PROVIDED DATA ▸
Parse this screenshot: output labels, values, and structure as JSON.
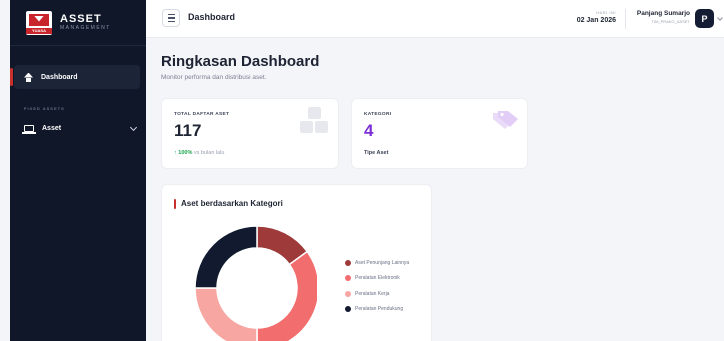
{
  "brand": {
    "name": "ASSET",
    "tagline": "MANAGEMENT",
    "logo_word": "YUASA"
  },
  "sidebar": {
    "active_item": {
      "label": "Dashboard",
      "icon": "home-icon"
    },
    "section_label": "FIXED ASSETS",
    "items": [
      {
        "label": "Asset",
        "icon": "monitor-icon"
      }
    ]
  },
  "header": {
    "title": "Dashboard",
    "date_label": "HARI INI",
    "date_value": "02 Jan 2026",
    "user_name": "Panjang Sumarjo",
    "user_role": "TIM_PRAKO_ASSET",
    "avatar_initial": "P"
  },
  "page": {
    "title": "Ringkasan Dashboard",
    "subtitle": "Monitor performa dan distribusi aset."
  },
  "cards": {
    "total": {
      "label": "TOTAL DAFTAR ASET",
      "value": "117",
      "trend_value": "↑ 100%",
      "trend_text": " vs bulan lalu"
    },
    "kategori": {
      "label": "KATEGORI",
      "value": "4",
      "foot": "Tipe Aset"
    }
  },
  "colors": {
    "accent": "#c9302c",
    "purple": "#7c2fd6",
    "green": "#19a34a",
    "sidebar": "#0f1729"
  },
  "chart_data": {
    "type": "pie",
    "title": "Aset berdasarkan Kategori",
    "donut": true,
    "legend_position": "right",
    "series": [
      {
        "name": "Aset Penunjang Lainnya",
        "value": 15,
        "color": "#9e3a3a"
      },
      {
        "name": "Peralatan Elektronik",
        "value": 35,
        "color": "#f26d6d"
      },
      {
        "name": "Peralatan Kerja",
        "value": 25,
        "color": "#f7a6a2"
      },
      {
        "name": "Peralatan Pendukung",
        "value": 25,
        "color": "#111a2e"
      }
    ]
  }
}
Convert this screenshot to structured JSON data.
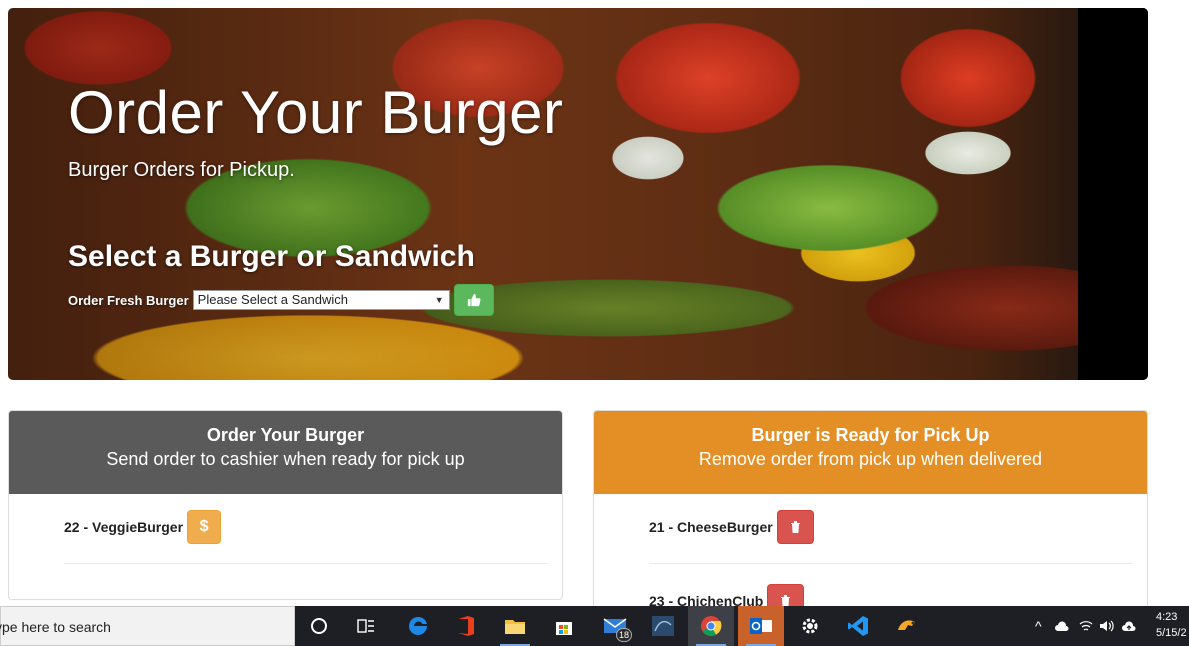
{
  "hero": {
    "title": "Order Your Burger",
    "subtitle": "Burger Orders for Pickup.",
    "select_heading": "Select a Burger or Sandwich",
    "order_label": "Order Fresh Burger",
    "select_value": "Please Select a Sandwich",
    "submit_icon": "thumbs-up-icon"
  },
  "left_panel": {
    "heading": "Order Your Burger",
    "subheading": "Send order to cashier when ready for pick up",
    "items": [
      {
        "label": "22 - VeggieBurger",
        "action_icon": "dollar-icon",
        "action_glyph": "$"
      }
    ]
  },
  "right_panel": {
    "heading": "Burger is Ready for Pick Up",
    "subheading": "Remove order from pick up when delivered",
    "items": [
      {
        "label": "21 - CheeseBurger",
        "action_icon": "trash-icon"
      },
      {
        "label": "23 - ChichenClub",
        "action_icon": "trash-icon"
      }
    ]
  },
  "taskbar": {
    "search_placeholder": "ype here to search",
    "mail_badge": "18",
    "clock_time": "4:23",
    "clock_date": "5/15/2",
    "apps": [
      "cortana-icon",
      "task-view-icon",
      "edge-icon",
      "office-icon",
      "file-explorer-icon",
      "store-icon",
      "mail-icon",
      "sql-icon",
      "chrome-icon",
      "outlook-icon",
      "settings-icon",
      "vscode-icon",
      "app-icon"
    ]
  },
  "colors": {
    "left_panel_header": "#5a5a5a",
    "right_panel_header": "#e48f25",
    "success": "#5cb85c",
    "warning": "#f0ad4e",
    "danger": "#d9534f"
  }
}
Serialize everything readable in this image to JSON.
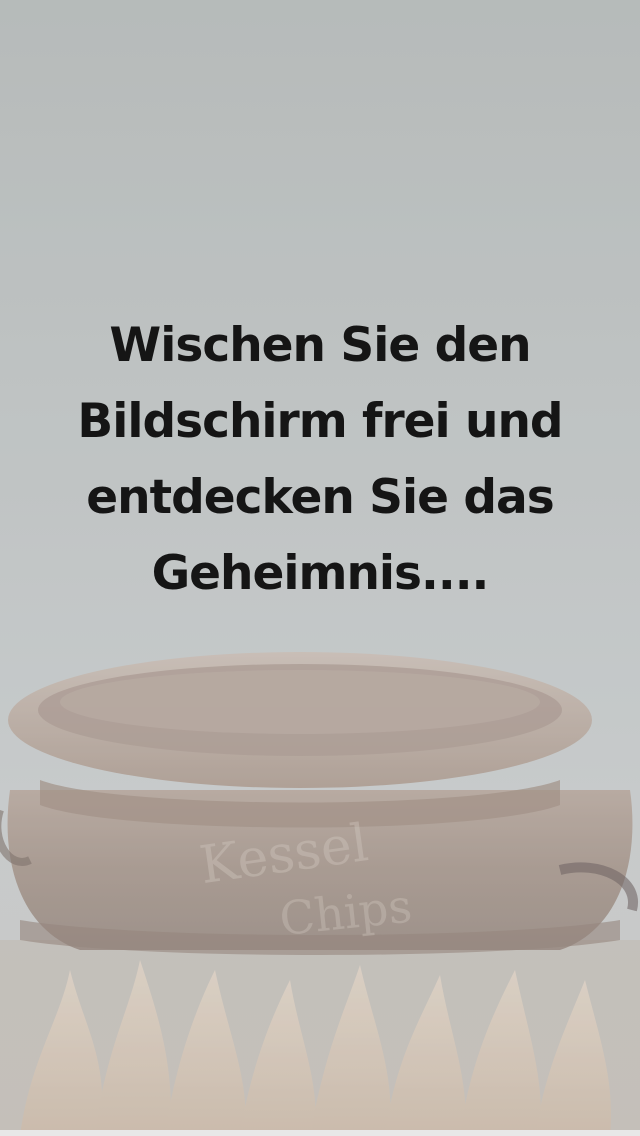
{
  "scratch_screen": {
    "instruction": "Wischen Sie den Bildschirm frei und entdecken Sie das Geheimnis....",
    "hidden_image": {
      "icon": "cauldron-over-fire",
      "embossed_text": [
        "Kessel",
        "Chips"
      ]
    },
    "colors": {
      "overlay": "#bfc3c4",
      "text": "#151515",
      "copper": "#8a6a55",
      "flame": "#d9c8b6"
    }
  }
}
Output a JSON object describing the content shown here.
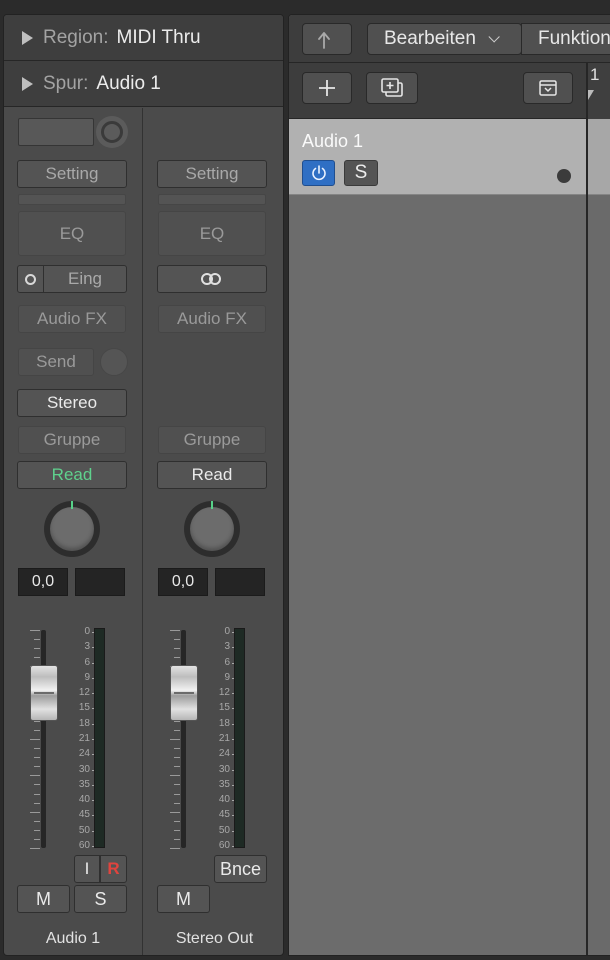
{
  "inspector": {
    "region": {
      "label": "Region:",
      "value": "MIDI Thru"
    },
    "track": {
      "label": "Spur:",
      "value": "Audio 1"
    }
  },
  "strips": [
    {
      "name": "Audio 1",
      "setting": "Setting",
      "eq": "EQ",
      "input": "Eing",
      "audio_fx": "Audio FX",
      "send": "Send",
      "output": "Stereo",
      "group": "Gruppe",
      "automation": "Read",
      "volume": "0,0",
      "input_monitor": "I",
      "record": "R",
      "mute": "M",
      "solo": "S"
    },
    {
      "name": "Stereo Out",
      "setting": "Setting",
      "eq": "EQ",
      "audio_fx": "Audio FX",
      "group": "Gruppe",
      "automation": "Read",
      "volume": "0,0",
      "bounce": "Bnce",
      "mute": "M"
    }
  ],
  "meter_scale": [
    "0",
    "3",
    "6",
    "9",
    "12",
    "15",
    "18",
    "21",
    "24",
    "30",
    "35",
    "40",
    "45",
    "50",
    "60"
  ],
  "tracks_area": {
    "menu_edit": "Bearbeiten",
    "menu_functions": "Funktionen",
    "ruler_bar": "1",
    "track": {
      "name": "Audio 1",
      "solo": "S"
    }
  },
  "colors": {
    "read_active": "#5fd18d",
    "record": "#e0443e",
    "power_blue": "#2f6fc4",
    "pan_indicator": "#58d28a"
  },
  "icons": {
    "back": "back-arrow-icon",
    "add": "plus-icon",
    "duplicate": "duplicate-track-icon",
    "filter": "filter-icon",
    "power": "power-icon",
    "stereo": "stereo-link-icon"
  }
}
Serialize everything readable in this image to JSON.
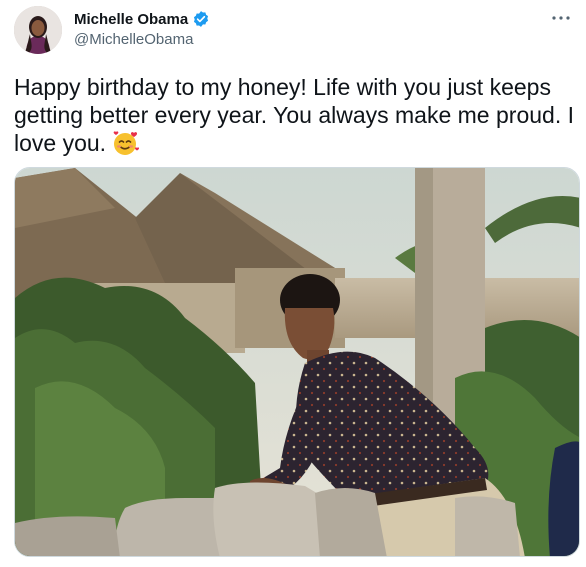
{
  "author": {
    "display_name": "Michelle Obama",
    "handle": "@MichelleObama",
    "verified": true,
    "verified_icon": "verified-badge-icon",
    "verified_color": "#1d9bf0"
  },
  "more_icon": "more-options-icon",
  "tweet": {
    "text": "Happy birthday to my honey! Life with you just keeps getting better every year. You always make me proud. I love you.",
    "emoji": "smiling-face-with-hearts-emoji"
  },
  "media": {
    "type": "photo",
    "alt": "Photo of a young man leaning on a stone wall in front of thatched-roof buildings and greenery"
  }
}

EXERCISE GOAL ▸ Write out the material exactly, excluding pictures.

YOUR SOLUTION ▸
Parse this screenshot: output labels, values, and structure as JSON.
{
  "brand": {
    "name": "ASSET",
    "tagline": "MANAGEMENT",
    "logo_word": "YUASA"
  },
  "sidebar": {
    "active_item": {
      "label": "Dashboard",
      "icon": "home-icon"
    },
    "section_label": "FIXED ASSETS",
    "items": [
      {
        "label": "Asset",
        "icon": "monitor-icon"
      }
    ]
  },
  "header": {
    "title": "Dashboard",
    "date_label": "HARI INI",
    "date_value": "02 Jan 2026",
    "user_name": "Panjang Sumarjo",
    "user_role": "TIM_PRAKO_ASSET",
    "avatar_initial": "P"
  },
  "page": {
    "title": "Ringkasan Dashboard",
    "subtitle": "Monitor performa dan distribusi aset."
  },
  "cards": {
    "total": {
      "label": "TOTAL DAFTAR ASET",
      "value": "117",
      "trend_value": "↑ 100%",
      "trend_text": " vs bulan lalu"
    },
    "kategori": {
      "label": "KATEGORI",
      "value": "4",
      "foot": "Tipe Aset"
    }
  },
  "colors": {
    "accent": "#c9302c",
    "purple": "#7c2fd6",
    "green": "#19a34a",
    "sidebar": "#0f1729"
  },
  "chart_data": {
    "type": "pie",
    "title": "Aset berdasarkan Kategori",
    "donut": true,
    "legend_position": "right",
    "series": [
      {
        "name": "Aset Penunjang Lainnya",
        "value": 15,
        "color": "#9e3a3a"
      },
      {
        "name": "Peralatan Elektronik",
        "value": 35,
        "color": "#f26d6d"
      },
      {
        "name": "Peralatan Kerja",
        "value": 25,
        "color": "#f7a6a2"
      },
      {
        "name": "Peralatan Pendukung",
        "value": 25,
        "color": "#111a2e"
      }
    ]
  }
}
Convert this screenshot to structured JSON data.
{
  "hero": {
    "title": "Order Your Burger",
    "subtitle": "Burger Orders for Pickup.",
    "select_heading": "Select a Burger or Sandwich",
    "order_label": "Order Fresh Burger",
    "select_value": "Please Select a Sandwich",
    "submit_icon": "thumbs-up-icon"
  },
  "left_panel": {
    "heading": "Order Your Burger",
    "subheading": "Send order to cashier when ready for pick up",
    "items": [
      {
        "label": "22 - VeggieBurger",
        "action_icon": "dollar-icon",
        "action_glyph": "$"
      }
    ]
  },
  "right_panel": {
    "heading": "Burger is Ready for Pick Up",
    "subheading": "Remove order from pick up when delivered",
    "items": [
      {
        "label": "21 - CheeseBurger",
        "action_icon": "trash-icon"
      },
      {
        "label": "23 - ChichenClub",
        "action_icon": "trash-icon"
      }
    ]
  },
  "taskbar": {
    "search_placeholder": "ype here to search",
    "mail_badge": "18",
    "clock_time": "4:23",
    "clock_date": "5/15/2",
    "apps": [
      "cortana-icon",
      "task-view-icon",
      "edge-icon",
      "office-icon",
      "file-explorer-icon",
      "store-icon",
      "mail-icon",
      "sql-icon",
      "chrome-icon",
      "outlook-icon",
      "settings-icon",
      "vscode-icon",
      "app-icon"
    ]
  },
  "colors": {
    "left_panel_header": "#5a5a5a",
    "right_panel_header": "#e48f25",
    "success": "#5cb85c",
    "warning": "#f0ad4e",
    "danger": "#d9534f"
  }
}
Serialize everything readable in this image to JSON.
{
  "scratch_screen": {
    "instruction": "Wischen Sie den Bildschirm frei und entdecken Sie das Geheimnis....",
    "hidden_image": {
      "icon": "cauldron-over-fire",
      "embossed_text": [
        "Kessel",
        "Chips"
      ]
    },
    "colors": {
      "overlay": "#bfc3c4",
      "text": "#151515",
      "copper": "#8a6a55",
      "flame": "#d9c8b6"
    }
  }
}
Output a JSON object describing the content shown here.
{
  "inspector": {
    "region": {
      "label": "Region:",
      "value": "MIDI Thru"
    },
    "track": {
      "label": "Spur:",
      "value": "Audio 1"
    }
  },
  "strips": [
    {
      "name": "Audio 1",
      "setting": "Setting",
      "eq": "EQ",
      "input": "Eing",
      "audio_fx": "Audio FX",
      "send": "Send",
      "output": "Stereo",
      "group": "Gruppe",
      "automation": "Read",
      "volume": "0,0",
      "input_monitor": "I",
      "record": "R",
      "mute": "M",
      "solo": "S"
    },
    {
      "name": "Stereo Out",
      "setting": "Setting",
      "eq": "EQ",
      "audio_fx": "Audio FX",
      "group": "Gruppe",
      "automation": "Read",
      "volume": "0,0",
      "bounce": "Bnce",
      "mute": "M"
    }
  ],
  "meter_scale": [
    "0",
    "3",
    "6",
    "9",
    "12",
    "15",
    "18",
    "21",
    "24",
    "30",
    "35",
    "40",
    "45",
    "50",
    "60"
  ],
  "tracks_area": {
    "menu_edit": "Bearbeiten",
    "menu_functions": "Funktionen",
    "ruler_bar": "1",
    "track": {
      "name": "Audio 1",
      "solo": "S"
    }
  },
  "colors": {
    "read_active": "#5fd18d",
    "record": "#e0443e",
    "power_blue": "#2f6fc4",
    "pan_indicator": "#58d28a"
  },
  "icons": {
    "back": "back-arrow-icon",
    "add": "plus-icon",
    "duplicate": "duplicate-track-icon",
    "filter": "filter-icon",
    "power": "power-icon",
    "stereo": "stereo-link-icon"
  }
}
Serialize everything readable in this image to JSON.
{
  "author": {
    "display_name": "Michelle Obama",
    "handle": "@MichelleObama",
    "verified": true,
    "verified_icon": "verified-badge-icon",
    "verified_color": "#1d9bf0"
  },
  "more_icon": "more-options-icon",
  "tweet": {
    "text": "Happy birthday to my honey! Life with you just keeps getting better every year. You always make me proud. I love you.",
    "emoji": "smiling-face-with-hearts-emoji"
  },
  "media": {
    "type": "photo",
    "alt": "Photo of a young man leaning on a stone wall in front of thatched-roof buildings and greenery"
  }
}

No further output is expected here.